Restoring a living museum


Sean Dudley
By Sean Dudley

One of American golf architecture's key early works, the Old Course at the Bedford Springs resort in southern Pennsylvania is to reopen after a restoration by architect Ron Forse.

"Select holes at Bedford Springs are thought to be some of the first golf holes installed in America, creating something of a golf architectural museum," said Rikki Boparai, general manager of the Bedford Springs Resort. The course, originally laid out in 1895 by Spencer Oldham, has been redesigned twice before, by AW Tillinghast in 1912 and Donald Ross in 1923.

The new-look par 72 course, which will play between 5,050 and 6,795 yards, features bentgrass greens, fairways and tees, with rough consisting of bluegrass and fescue. It is characterised by deep bunkering and flared greens.

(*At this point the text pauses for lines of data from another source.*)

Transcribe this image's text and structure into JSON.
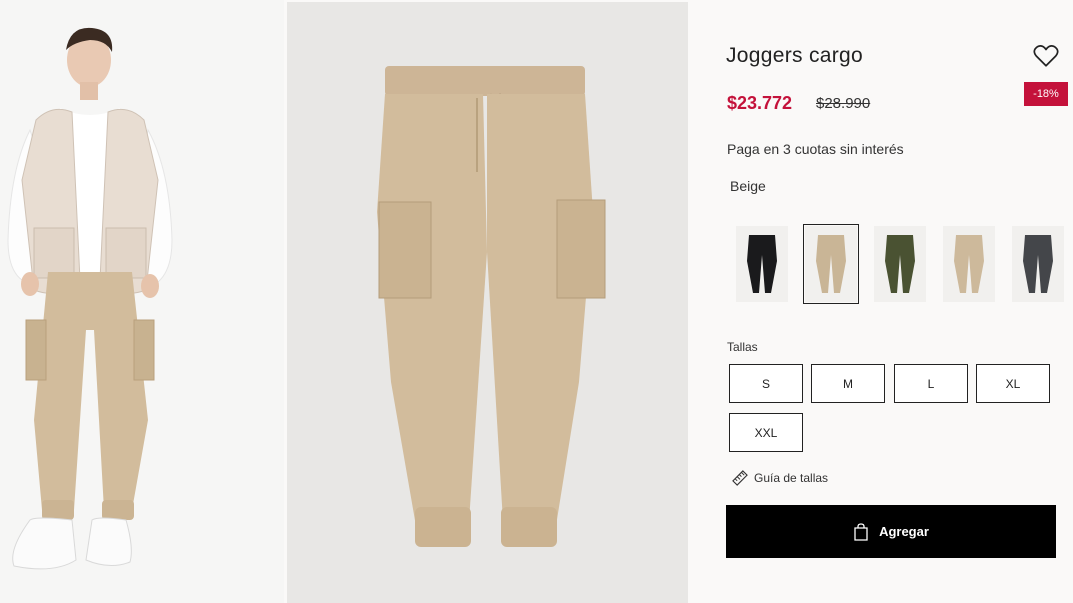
{
  "product": {
    "title": "Joggers cargo",
    "price_now": "$23.772",
    "price_old": "$28.990",
    "discount": "-18%",
    "installments": "Paga en 3 cuotas sin interés",
    "color_name": "Beige"
  },
  "swatches": [
    {
      "name": "black",
      "color": "#1a1a1c"
    },
    {
      "name": "beige",
      "color": "#c9b596",
      "selected": true
    },
    {
      "name": "olive",
      "color": "#4a5232"
    },
    {
      "name": "sand",
      "color": "#cdb99b"
    },
    {
      "name": "grey",
      "color": "#44464a"
    }
  ],
  "sizes": {
    "label": "Tallas",
    "options": [
      "S",
      "M",
      "L",
      "XL",
      "XXL"
    ]
  },
  "size_guide": "Guía de tallas",
  "add_to_cart": "Agregar",
  "colors": {
    "accent": "#c4123b",
    "cta": "#000000",
    "pants": "#d2bc9c"
  }
}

Shobers Run creek comes into play throughout the front nine holes, as well as on holes eleven, fourteen, fifteen and eighteen. The northern and southern points of the landscape, where the course starts and finishes respectively, present various elevation changes, while the remaining property below the hills levels out along the river valley.

Watershed specialist LandStudies has restored more than a mile of Shobers Run stream channel and floodplain. Also restored was an important tributary leading into the stream, providing an ideal native trout habitat. There are eleven holes that were Ross designs and four that remain from Tillinghast, whose lasting overall influence on the course is most evident at the fourteenth hole, named 'Tiny Tim'. This downhill par three is derived from a Tillinghast sketch in his book Gleanings From The Wayside.

Pennsylvania contractor Frontier Golf carried out the works.